My mother would never have asked for anything for herself, but the cancer had affected her short-term memory, and she had lost the usual filters we have as adults. This is when I realized how much the beauty of the flowers were ministering to her.
There was no explanation I could give her that she would understand or remember, so I went out and bought a bouquet of flowers which I placed on the table in front of her. She responded with a smile. I made sure that she had flowers within her view until the day she passed away weeks later.
Then it was my turn. As I walked to the front of the church at my mother’s funeral, I froze when I realized that I would have to stand next to her casket to give her eulogy. Then I focused on the flowers. The lovely shades of white, pink, and purple blossoms were certainly arrayed more beautifully than “ . . . Solomon in all his glory . . . “ (Matthew 6:29 ESV). Their beauty gave me peace and calmed my spirit.
As I was leaving the catered picnic we had after the funeral, my sister called to me, “Uncle Dub texted me and wanted to make sure someone takes home the arrangement he sent.”
“I left it at the cemetery,” I said, “but I’ll pick it up on the way home. Tell him it is going home with me.”
I stopped at the cemetery and picked up my uncle’s arrangement and another one we had purchased from a florist. I glanced back as I left, pleased at how her grave looked with the spray of flowers that had been on her casket. When I got home, I breathed in the sweet scents of the delicate flowers and gazed at their beauty.

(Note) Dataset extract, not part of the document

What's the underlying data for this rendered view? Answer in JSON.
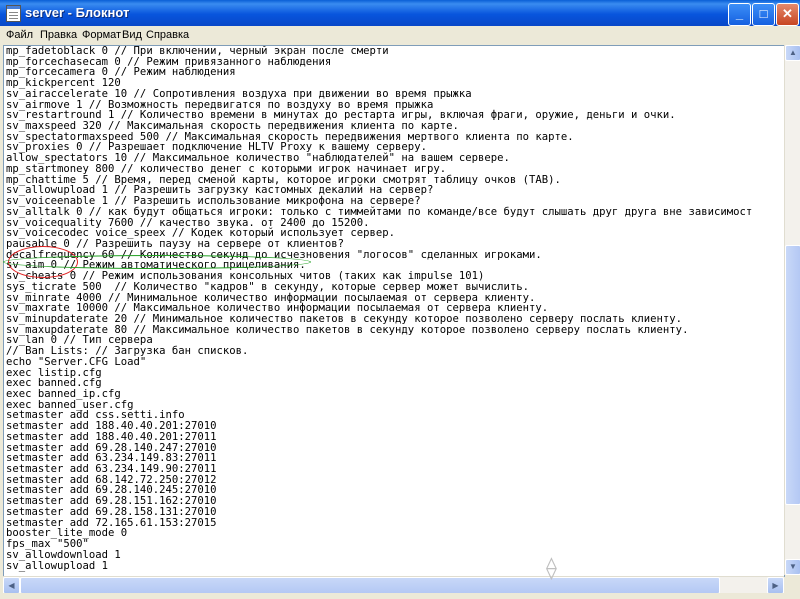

I was so thankful for the nudge from my uncle to bring the flowers home.
I spread the flowers out on my dining room table and pulled each stem out of the green floral foam, then I arranged them into separate bouquets and put them in vases. I added the big purple ribbons from the florist to the largest bouquet and placed it on the table in my front entry way. The smaller bouquets I brought back to my mother’s apartment building to give out to her friends.

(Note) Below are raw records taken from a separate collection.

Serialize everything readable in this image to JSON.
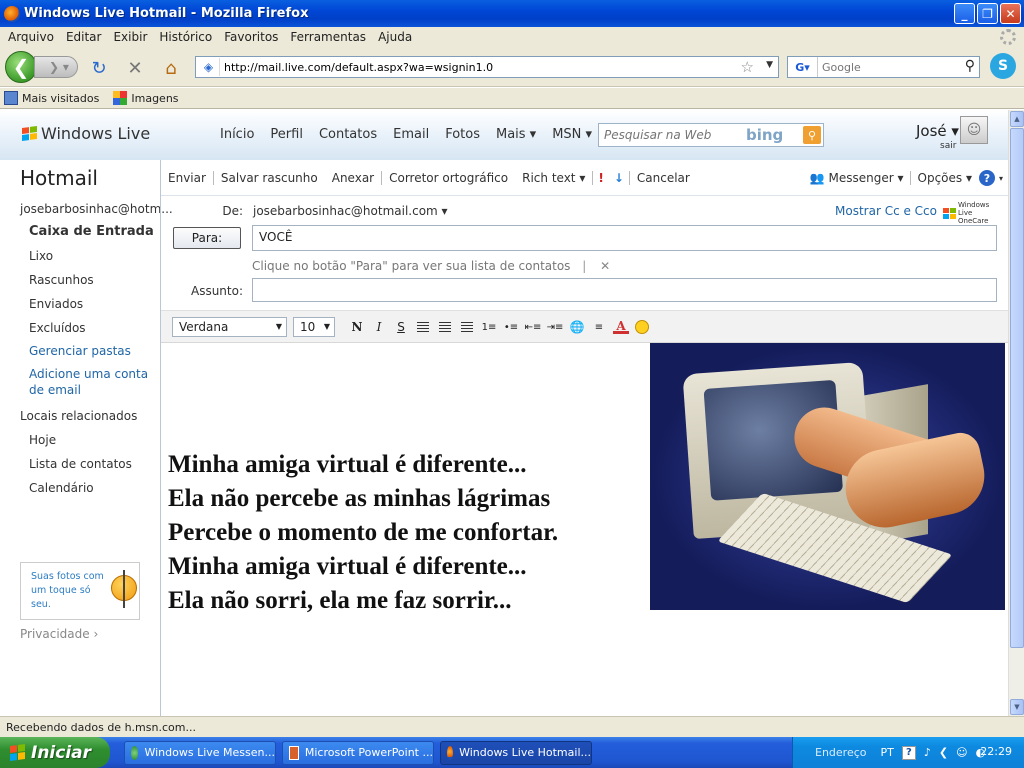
{
  "window": {
    "title": "Windows Live Hotmail - Mozilla Firefox",
    "buttons": [
      "_",
      "❐",
      "✕"
    ]
  },
  "menu": [
    "Arquivo",
    "Editar",
    "Exibir",
    "Histórico",
    "Favoritos",
    "Ferramentas",
    "Ajuda"
  ],
  "nav": {
    "url": "http://mail.live.com/default.aspx?wa=wsignin1.0",
    "search_placeholder": "Google"
  },
  "bookmarks": [
    "Mais visitados",
    "Imagens"
  ],
  "wl": {
    "logo": "Windows Live",
    "nav": [
      "Início",
      "Perfil",
      "Contatos",
      "Email",
      "Fotos",
      "Mais ▾",
      "MSN ▾"
    ],
    "search_placeholder": "Pesquisar na Web",
    "search_brand": "bing",
    "user": "José ▾",
    "signout": "sair"
  },
  "sidebar": {
    "title": "Hotmail",
    "account": "josebarbosinhac@hotm...",
    "folders": [
      "Caixa de Entrada",
      "Lixo",
      "Rascunhos",
      "Enviados",
      "Excluídos"
    ],
    "manage": "Gerenciar pastas",
    "add_account": "Adicione uma conta de email",
    "related_header": "Locais relacionados",
    "related": [
      "Hoje",
      "Lista de contatos",
      "Calendário"
    ],
    "ad_text": "Suas fotos com um toque só seu.",
    "privacy": "Privacidade"
  },
  "toolbar": {
    "send": "Enviar",
    "save_draft": "Salvar rascunho",
    "attach": "Anexar",
    "spell": "Corretor ortográfico",
    "rich_text": "Rich text ▾",
    "cancel": "Cancelar",
    "messenger": "Messenger ▾",
    "options": "Opções ▾",
    "help": "?"
  },
  "compose": {
    "from_label": "De:",
    "from_value": "josebarbosinhac@hotmail.com ▾",
    "show_cc": "Mostrar Cc e Cco",
    "onecare": "Windows Live OneCare",
    "to_button": "Para:",
    "to_value": "VOCÊ",
    "hint": "Clique no botão \"Para\" para ver sua lista de contatos",
    "subject_label": "Assunto:",
    "subject_value": "",
    "font": "Verdana",
    "size": "10",
    "poem": [
      "Minha amiga virtual é diferente...",
      "Ela não percebe as minhas lágrimas",
      "Percebe o momento de me confortar.",
      "Minha amiga virtual é diferente...",
      "Ela não sorri, ela me faz sorrir..."
    ]
  },
  "status": "Recebendo dados de h.msn.com...",
  "taskbar": {
    "start": "Iniciar",
    "tasks": [
      "Windows Live Messen...",
      "Microsoft PowerPoint ...",
      "Windows Live Hotmail..."
    ],
    "address": "Endereço",
    "lang": "PT",
    "time": "22:29"
  }
}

The days following the funeral were stressful. We had a short period of time to clear out her apartment, so several of us were coming and going, sorting and dividing her treasures, making trips to the thrift store and post office, and filling garbage bags. They were long demanding days, but I would go home each night and be blessed by the beauty and aroma of the flowers that greeted me as I walked in the door.
Finally, we were done with the clean out, and I looked at the few wilted flowers left from my beautiful bouquet. I felt like my mother had when her flowers were gone. “Where are my flowers?” I thought, “I’m still grieving; I’m not ready to be done with them.” So, I went out and bought myself a big bouquet of flowers. I kept a bouquet of fresh flowers on my table all through the winter and into the Spring. And I found many occasions to bless others with flowers as well.
It wasn't until this experience that I realized how focusing on “whatever is lovely,” in this case, in the form of flowers, truly ministers to one’s soul.
As we are now in the season when flowers are blooming all around us, take the time to observe the delicate, fragrant blossoms, and let God minister to you through his lovely creation.
Nancy Lee is a former Christian school teacher and Recreation Therapist/Activities Director. She lives in a small town in the Mohawk Valley in Upstate New York, an area rich in history and natural beauty.
Nancy and her husband, Paul, are the parents of four young adults and a son-in-law. All four of them, and their peers, inspire and challenge her. They are bright, creative, innovative thinkers, driven, and out to change the world. She loves to hike, explore, and to walk her three small, mixed-breed dogs. She also loves to spend time with her family, read, and write. Connect with her at her website: Inspirational Lee.
Joanna Eccles has led Bible studies for over ten years and completed the year-long C. S. Lewis Fellows Program. She is passionate about discipleship and helping people know God better. Joanna enjoys coffee, traveling, and reading, and currently lives in Virginia.